To do -
Please copy each line of the listing below in which the word "subtitle" appears.

[Start of section]

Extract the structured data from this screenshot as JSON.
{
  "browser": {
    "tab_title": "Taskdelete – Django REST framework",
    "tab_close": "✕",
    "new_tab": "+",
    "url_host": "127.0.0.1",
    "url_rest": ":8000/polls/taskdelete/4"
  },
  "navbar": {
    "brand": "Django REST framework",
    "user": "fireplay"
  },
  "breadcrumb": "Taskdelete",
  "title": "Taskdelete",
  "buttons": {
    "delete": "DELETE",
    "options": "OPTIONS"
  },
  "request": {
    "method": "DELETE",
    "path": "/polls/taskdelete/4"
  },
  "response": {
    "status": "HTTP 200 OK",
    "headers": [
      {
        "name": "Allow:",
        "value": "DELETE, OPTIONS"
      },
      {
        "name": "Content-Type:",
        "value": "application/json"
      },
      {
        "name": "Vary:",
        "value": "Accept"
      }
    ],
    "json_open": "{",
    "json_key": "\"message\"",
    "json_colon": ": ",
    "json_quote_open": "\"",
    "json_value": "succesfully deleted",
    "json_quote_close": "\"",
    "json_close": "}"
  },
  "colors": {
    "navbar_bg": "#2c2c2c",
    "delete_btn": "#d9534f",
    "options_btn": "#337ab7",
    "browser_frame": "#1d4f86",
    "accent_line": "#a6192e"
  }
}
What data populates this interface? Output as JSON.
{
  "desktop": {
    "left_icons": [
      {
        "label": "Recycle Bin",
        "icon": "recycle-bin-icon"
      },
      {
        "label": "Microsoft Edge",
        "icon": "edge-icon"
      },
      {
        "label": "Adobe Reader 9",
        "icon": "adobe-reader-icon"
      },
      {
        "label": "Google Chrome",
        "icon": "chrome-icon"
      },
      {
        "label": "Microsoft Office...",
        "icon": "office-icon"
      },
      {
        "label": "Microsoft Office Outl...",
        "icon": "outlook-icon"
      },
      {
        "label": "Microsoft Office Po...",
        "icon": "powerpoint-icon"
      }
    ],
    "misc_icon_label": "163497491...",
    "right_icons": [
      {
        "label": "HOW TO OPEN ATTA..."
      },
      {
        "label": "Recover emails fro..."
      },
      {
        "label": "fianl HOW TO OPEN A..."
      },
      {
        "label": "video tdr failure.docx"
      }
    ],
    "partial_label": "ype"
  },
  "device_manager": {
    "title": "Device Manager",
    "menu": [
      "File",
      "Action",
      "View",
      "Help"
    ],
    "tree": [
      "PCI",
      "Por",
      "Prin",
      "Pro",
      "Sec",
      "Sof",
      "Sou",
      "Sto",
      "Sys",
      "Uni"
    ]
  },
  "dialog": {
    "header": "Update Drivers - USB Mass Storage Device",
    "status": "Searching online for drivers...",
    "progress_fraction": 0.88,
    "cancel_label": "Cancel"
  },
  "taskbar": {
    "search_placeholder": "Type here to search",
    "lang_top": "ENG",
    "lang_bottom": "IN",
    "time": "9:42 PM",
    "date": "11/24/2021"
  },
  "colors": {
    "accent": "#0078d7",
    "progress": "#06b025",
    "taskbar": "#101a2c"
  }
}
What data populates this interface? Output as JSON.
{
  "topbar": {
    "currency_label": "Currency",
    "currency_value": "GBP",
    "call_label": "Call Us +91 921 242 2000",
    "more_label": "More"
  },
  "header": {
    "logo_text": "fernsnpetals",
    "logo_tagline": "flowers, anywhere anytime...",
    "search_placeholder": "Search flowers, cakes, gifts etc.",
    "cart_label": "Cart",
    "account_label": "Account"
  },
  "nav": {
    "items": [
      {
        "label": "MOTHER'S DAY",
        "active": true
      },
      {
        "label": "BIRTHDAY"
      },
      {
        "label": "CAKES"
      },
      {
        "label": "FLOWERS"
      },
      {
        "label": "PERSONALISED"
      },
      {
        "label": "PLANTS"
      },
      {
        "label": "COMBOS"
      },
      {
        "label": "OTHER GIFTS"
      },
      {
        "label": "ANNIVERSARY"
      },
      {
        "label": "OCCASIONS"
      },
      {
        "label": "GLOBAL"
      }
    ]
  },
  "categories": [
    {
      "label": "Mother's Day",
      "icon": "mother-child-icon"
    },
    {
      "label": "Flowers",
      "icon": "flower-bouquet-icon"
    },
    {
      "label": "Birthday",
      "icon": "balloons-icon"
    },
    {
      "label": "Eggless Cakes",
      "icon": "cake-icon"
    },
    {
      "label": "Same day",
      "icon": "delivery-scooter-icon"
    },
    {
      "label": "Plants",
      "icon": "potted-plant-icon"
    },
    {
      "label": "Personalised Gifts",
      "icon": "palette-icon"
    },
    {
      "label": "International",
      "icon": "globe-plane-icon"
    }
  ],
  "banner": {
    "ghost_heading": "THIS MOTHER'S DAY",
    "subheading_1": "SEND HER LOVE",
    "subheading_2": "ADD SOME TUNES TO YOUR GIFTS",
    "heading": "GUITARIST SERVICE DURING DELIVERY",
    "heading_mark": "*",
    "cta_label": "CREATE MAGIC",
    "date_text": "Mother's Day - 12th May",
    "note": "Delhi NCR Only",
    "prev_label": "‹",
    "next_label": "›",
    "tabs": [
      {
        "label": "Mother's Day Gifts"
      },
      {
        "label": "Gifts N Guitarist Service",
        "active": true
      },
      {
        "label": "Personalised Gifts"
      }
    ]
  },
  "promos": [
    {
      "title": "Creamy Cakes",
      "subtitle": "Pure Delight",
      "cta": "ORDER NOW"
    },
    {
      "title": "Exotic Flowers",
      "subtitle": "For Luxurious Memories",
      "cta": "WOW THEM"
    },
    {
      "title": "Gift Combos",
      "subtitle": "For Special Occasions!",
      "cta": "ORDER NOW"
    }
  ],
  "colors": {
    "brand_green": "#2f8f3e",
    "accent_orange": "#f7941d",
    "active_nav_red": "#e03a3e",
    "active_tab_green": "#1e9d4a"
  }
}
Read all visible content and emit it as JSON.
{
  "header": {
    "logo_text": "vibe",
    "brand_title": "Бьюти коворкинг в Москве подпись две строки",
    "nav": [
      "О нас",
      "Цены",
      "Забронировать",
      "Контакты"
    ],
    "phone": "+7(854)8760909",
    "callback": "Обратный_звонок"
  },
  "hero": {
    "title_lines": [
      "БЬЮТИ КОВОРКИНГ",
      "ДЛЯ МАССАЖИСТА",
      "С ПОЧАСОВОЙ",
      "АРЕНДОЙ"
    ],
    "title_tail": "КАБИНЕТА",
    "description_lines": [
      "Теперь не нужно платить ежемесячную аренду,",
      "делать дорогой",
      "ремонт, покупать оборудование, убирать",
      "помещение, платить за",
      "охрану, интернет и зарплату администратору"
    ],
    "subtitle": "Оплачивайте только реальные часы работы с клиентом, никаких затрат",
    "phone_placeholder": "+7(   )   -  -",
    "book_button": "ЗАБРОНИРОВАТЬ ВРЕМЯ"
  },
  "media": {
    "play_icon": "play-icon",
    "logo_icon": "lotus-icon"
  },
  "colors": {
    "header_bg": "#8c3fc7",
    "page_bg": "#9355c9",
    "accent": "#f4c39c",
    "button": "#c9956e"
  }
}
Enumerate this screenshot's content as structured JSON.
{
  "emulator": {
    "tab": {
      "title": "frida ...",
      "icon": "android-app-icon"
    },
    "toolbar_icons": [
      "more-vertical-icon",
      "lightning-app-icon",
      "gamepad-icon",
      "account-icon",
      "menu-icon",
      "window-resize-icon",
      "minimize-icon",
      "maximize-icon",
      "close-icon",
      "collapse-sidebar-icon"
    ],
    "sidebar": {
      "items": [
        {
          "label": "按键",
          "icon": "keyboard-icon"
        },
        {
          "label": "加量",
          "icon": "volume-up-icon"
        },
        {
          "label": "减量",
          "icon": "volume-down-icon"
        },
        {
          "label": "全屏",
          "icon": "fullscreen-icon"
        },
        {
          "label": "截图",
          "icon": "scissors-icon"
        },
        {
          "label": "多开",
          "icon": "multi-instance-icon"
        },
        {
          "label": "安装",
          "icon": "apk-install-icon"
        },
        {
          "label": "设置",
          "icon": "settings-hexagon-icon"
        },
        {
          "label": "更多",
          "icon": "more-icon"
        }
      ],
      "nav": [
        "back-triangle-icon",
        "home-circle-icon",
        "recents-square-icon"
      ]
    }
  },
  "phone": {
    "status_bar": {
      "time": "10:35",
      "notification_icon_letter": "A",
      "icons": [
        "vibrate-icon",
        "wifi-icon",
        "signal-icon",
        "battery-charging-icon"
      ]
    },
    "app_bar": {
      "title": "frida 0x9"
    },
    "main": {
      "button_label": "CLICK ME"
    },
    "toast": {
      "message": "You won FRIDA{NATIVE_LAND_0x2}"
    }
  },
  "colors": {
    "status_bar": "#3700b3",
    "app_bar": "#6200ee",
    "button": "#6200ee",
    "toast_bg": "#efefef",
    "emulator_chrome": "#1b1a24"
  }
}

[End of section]

Problem solution -
      "subtitle": "Pure Delight",
      "subtitle": "For Luxurious Memories",
      "subtitle": "For Special Occasions!",
    "subtitle": "Оплачивайте только реальные часы работы с клиентом, никаких затрат",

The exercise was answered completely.